Overtime protections were created in the Fair Labor Standards Act of 1938. They guarantee most workers time and a half pay for hours worked beyond a standard 40-hour workweek. Considered one of the most basic, bedrock labor protections, overtime provisions cover approximately 115 million workers - or 85 percent of the nation's workforce. In 2000, overtime pay accounted for one-quarter of total income for families earning it.

According to the Economic Policy Institute (EPI), the new federal regulations could deny overtime pay to 6 million Americans. In addition, three former top U.S. Department of Labor officials, who served under Reagan, Clinton and the first President Bush, examined these new rules and concluded that they "substantially broadened the class of employees who will be exempt, without substantially clarifying the rules for exemption." Depending on how these rules are interpreted, these experts said they could exempt up to 53 million workers, or 40 percent of the U.S. workforce.

The new overtime regulations spell trouble for Western New York workers, who are already suffering from a stagnant economy, continued job loss and a high local tax burden. On Friday, the State Department of Labor reported that Buffalo/Niagara lost 2,600 private sector jobs since last July - the second highest percentage drop among the state's metropolitan areas. In Rochester, 2,300 private sector jobs have disappeared over the last year. Just last week it was also reported that residents of Upstate New York pay an additional $6 billion in local taxes compared to the rest of the nation.

Congress has tried repeatedly to block the overtime regulations. The Senate has twice passed Senator Tom Harkin's (D-IA) amendment to the Labor/HHS Appropriations bill, which would prevent the Department of Labor from putting the rules into effect. Last year, the House voted to instruct conferees on the Labor/HHS bill to accept the Harkin language in conference. However, the Republican leadership stripped the language out of the bill. Rep. Slaughter has voted on three separate other occasions to stop the overtime rules, but again the Republican leadership opposed the effort every time. Furthermore, the Department of Labor received over 75,000 comments from the public on the rules, but refused to hold a single public hearing.

Overtime protections were created in the Fair Labor Standards Act of 1938. They guarantee most workers time and a half pay for hours worked beyond a standard 40-hour workweek.

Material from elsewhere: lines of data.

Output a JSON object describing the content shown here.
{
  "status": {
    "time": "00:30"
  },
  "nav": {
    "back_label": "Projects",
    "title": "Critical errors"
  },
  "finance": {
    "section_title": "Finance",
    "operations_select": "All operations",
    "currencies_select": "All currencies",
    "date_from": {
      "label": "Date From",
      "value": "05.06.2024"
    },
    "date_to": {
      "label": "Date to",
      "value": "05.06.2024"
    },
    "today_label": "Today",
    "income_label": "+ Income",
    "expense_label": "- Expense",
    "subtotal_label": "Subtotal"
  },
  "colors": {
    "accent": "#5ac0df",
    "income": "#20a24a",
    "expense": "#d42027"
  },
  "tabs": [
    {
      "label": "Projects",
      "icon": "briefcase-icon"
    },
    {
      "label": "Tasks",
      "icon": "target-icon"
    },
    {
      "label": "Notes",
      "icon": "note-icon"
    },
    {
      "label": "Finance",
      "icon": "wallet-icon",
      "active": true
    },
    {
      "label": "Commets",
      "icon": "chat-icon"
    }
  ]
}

Considered one of the most basic, bedrock labor protections, overtime provisions cover approximately 115 million workers - or 85 percent of the nation's workforce. In 2000, overtime pay accounted for one-quarter of total income for families earning it. Just Two Weeks Before Labor Day, Bush Administration Establishes New Rules That Could Lead to Millions Losing Overtime Protections

Buffalo, NY - U.S. Rep. Louise M. Slaughter (D-NY28) stood with local labor leaders to denounce new federal overtime regulations set to go into effect today. The new rules, which redefine who may and may not receive overtime pay, could jeopardize the protections for 6 million workers. Congress has voted numerous times to block these regulations from going into effect, but the Republican leadership has halted the effort.

"Just two weeks before Labor Day, the Bush Administration has proposed slashing overtime pay for 6 million hardworking Americans," said Rep. Slaughter. "This new proposal represents an unprecedented assault on the men and women who make this country strong. Since 1938, overtime protections have guaranteed a fair wage for extra work, and have helped many families keep food on the table. Now, while health care and education costs skyrocket, the economy stagnates and families are struggling to make ends meet, the Bush Administration has decided to yank these precious protections away from our workers.